2. Pests And Diseases

As mentioned earlier, kale can be prone to pests like aphids, cabbage worms, and flea beetles. To minimize damage from these pests, regularly inspect your plants for signs of infestation and take necessary action. Using organic insecticides or introducing beneficial insects can help control the pest population. For diseases such as powdery mildew or downy mildew, ensure good air circulation and consider applying organic fungicides if needed.

3. Bolting

Bolting refers to when kale plants prematurely produce flowers and go to seed. This can happen due to high temperatures or certain environmental factors. To prevent bolting, choose kale varieties that are more resistant to heat or grow them during cooler seasons. Alternatively, you can provide shade or use row covers to protect the plants from excessively high temperatures.

4. Poor Growth Or Stunted Plants

If your kale plants are not growing as expected or appear stunted, it could be due to poor soil quality or inadequate nutrition. Conduct a soil test to determine if any nutrients are lacking and amend the soil accordingly. Applying organic fertilizers rich in nitrogen and potassium can help promote healthy growth. Ensure that the plants are receiving sufficient sunlight and water as well.

Conclusion

Planting kale from seeds can be a rewarding experience, yielding a bountiful supply of nutritious leaves throughout the year. By following the steps outlined in this guide, you can ensure successful germination, healthy plant growth, and abundant harvests of this versatile and hardy vegetable. Remember to keep pests and diseases at bay through regular observation and care, prune and thin seedlings for optimal growth, and harvest and store kale properly to enjoy its freshness and nutritional benefits. With proper care and attention, you’ll be able to cultivate a thriving kale garden and enjoy the fruits of your labor.

FAQS

How Do I Prepare The Soil For Planting Kale Seeds?

To prepare the soil for planting kale seeds, start by clearing the area of any debris or weeds. Then, loosen the soil to a depth of about 6 inches and mix in some compost or well-aged manure for added nutrients. Finally, level out the soil and water it thoroughly before sowing the seeds.

When Is The Best Time To Plant Kale Seeds?

The best time to plant kale seeds is in early spring, as soon as the soil can be worked. If you are planting in the fall, aim to plant the seeds 6-8 weeks before the first frost. Kale can tolerate some light frost and actually tastes sweeter after a frost.

How Deep Should I Plant The Kale Seeds?

Kale seeds should be planted about ¼ inch deep in the soil. If the seeds are planted too deep, they may have trouble germinating and breaking through the surface. Use your finger or a small tool to make a shallow trench for the seeds and then lightly cover them with soil.

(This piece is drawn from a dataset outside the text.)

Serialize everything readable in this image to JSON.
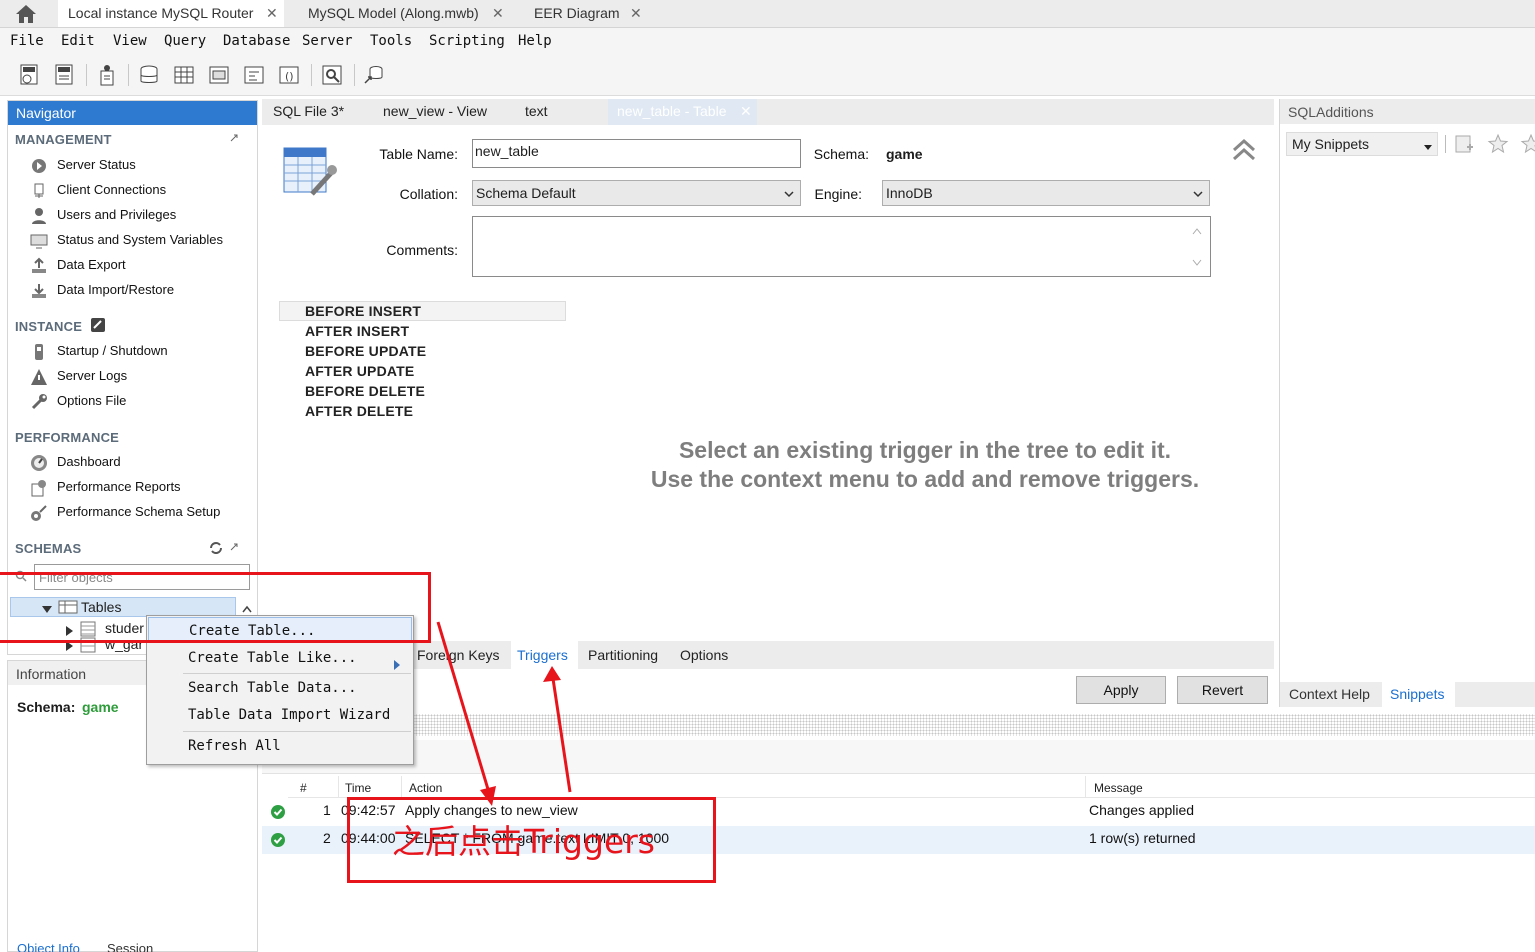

How Much Space Should I Leave Between Each Kale Seed When Planting?

Plant the kale seeds about 6 inches apart to give them enough room to grow and develop a healthy root system. If you are planting multiple rows, leave about 12-18 inches of space between each row.

How Often Should I Water The Kale Seeds After Planting?

Once the seeds are planted, water the soil immediately to ensure it is evenly moist. After that, keep the soil consistently moist by watering every 1-2 days, depending on the weather. Avoid over-watering to prevent the seeds from rotting or developing fungal diseases.